Fisker has revised its 2023 production expectations downward. The company now anticipates producing 13,000 to 17,000 electric vehicles, a significant reduction from its initial projection of 20,000 to 23,000 units. Fisker attributes this adjustment to challenges in scaling up deliveries and acknowledges weaknesses in internal controls over financial reporting.
Chief Financial Officer Geeta Fisker emphasized the company's commitment to responsible decision-making for long-term sustainability during a post-earnings conference call. This production cut follows a previous reduction in forecasts in August, primarily attributed to delays from a key supplier. While the supply chain has reportedly stabilized, Fisker anticipates occasional bottlenecks from select suppliers in the future.

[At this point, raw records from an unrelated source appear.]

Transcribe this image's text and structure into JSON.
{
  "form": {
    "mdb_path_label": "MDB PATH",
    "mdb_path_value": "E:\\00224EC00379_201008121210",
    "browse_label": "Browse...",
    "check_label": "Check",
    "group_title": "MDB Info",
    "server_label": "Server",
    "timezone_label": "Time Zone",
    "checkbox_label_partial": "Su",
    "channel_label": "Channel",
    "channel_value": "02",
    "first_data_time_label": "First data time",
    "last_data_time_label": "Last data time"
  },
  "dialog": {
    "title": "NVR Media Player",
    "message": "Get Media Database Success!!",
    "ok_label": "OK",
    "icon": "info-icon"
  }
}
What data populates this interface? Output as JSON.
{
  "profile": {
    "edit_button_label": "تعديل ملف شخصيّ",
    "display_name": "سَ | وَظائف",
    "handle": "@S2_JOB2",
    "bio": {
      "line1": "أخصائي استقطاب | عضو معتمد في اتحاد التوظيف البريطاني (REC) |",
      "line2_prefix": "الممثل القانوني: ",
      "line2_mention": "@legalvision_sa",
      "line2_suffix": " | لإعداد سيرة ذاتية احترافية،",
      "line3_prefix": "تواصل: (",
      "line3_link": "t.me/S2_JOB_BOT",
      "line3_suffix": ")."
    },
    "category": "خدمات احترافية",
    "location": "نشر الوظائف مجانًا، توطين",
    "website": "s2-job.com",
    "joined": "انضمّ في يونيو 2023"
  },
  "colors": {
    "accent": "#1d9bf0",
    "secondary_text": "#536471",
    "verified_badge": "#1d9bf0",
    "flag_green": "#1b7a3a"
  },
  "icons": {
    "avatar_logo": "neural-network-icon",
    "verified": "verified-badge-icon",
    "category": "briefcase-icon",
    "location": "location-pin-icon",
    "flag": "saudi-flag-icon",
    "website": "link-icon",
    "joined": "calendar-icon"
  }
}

This announcement coincides with industry concerns about a potential slowdown in electric vehicle demand. Tesla CEO Elon Musk has raised alarms about high interest rates affecting consumer sentiment, and both Ford and General Motors have approached the market cautiously. Luxury EV maker Lucid also recently adjusted its production forecast in response to lower delivery numbers.
Fisker, like its competitors, has engaged in a price war, reducing the cost of its high-end Ocean Extreme SUV to stimulate demand. However, the company asserts that its delivery and service infrastructure, rather than production capacity or demand, is the primary limiting factor. CEO Henrik Fisker acknowledged challenges in meeting delivery timelines, leading to customer frustration.
Despite the production cut, Fisker reported delivering 1,200 vehicles in October, surpassing the third-quarter figure of 1,097. The company aims to further increase deliveries by hiring additional staff, collaborating with more logistics partners, and establishing new facilities. However, the third-quarter financial results fell below analysts' expectations, with revenue at $71.8 million and a larger-than-expected loss of $91 million.
Fisker had delayed the release of its financial results, citing the departure of its former chief accounting officer. On Monday, the company revealed the existence of material weaknesses in its internal control over financial reporting. These issues pertain to complex accounting across multiple countries, involving convertible notes, derivatives, and inventory management in the contract manufacturing of its vehicles. Fisker is actively addressing these concerns by hiring experts to enhance its internal controls.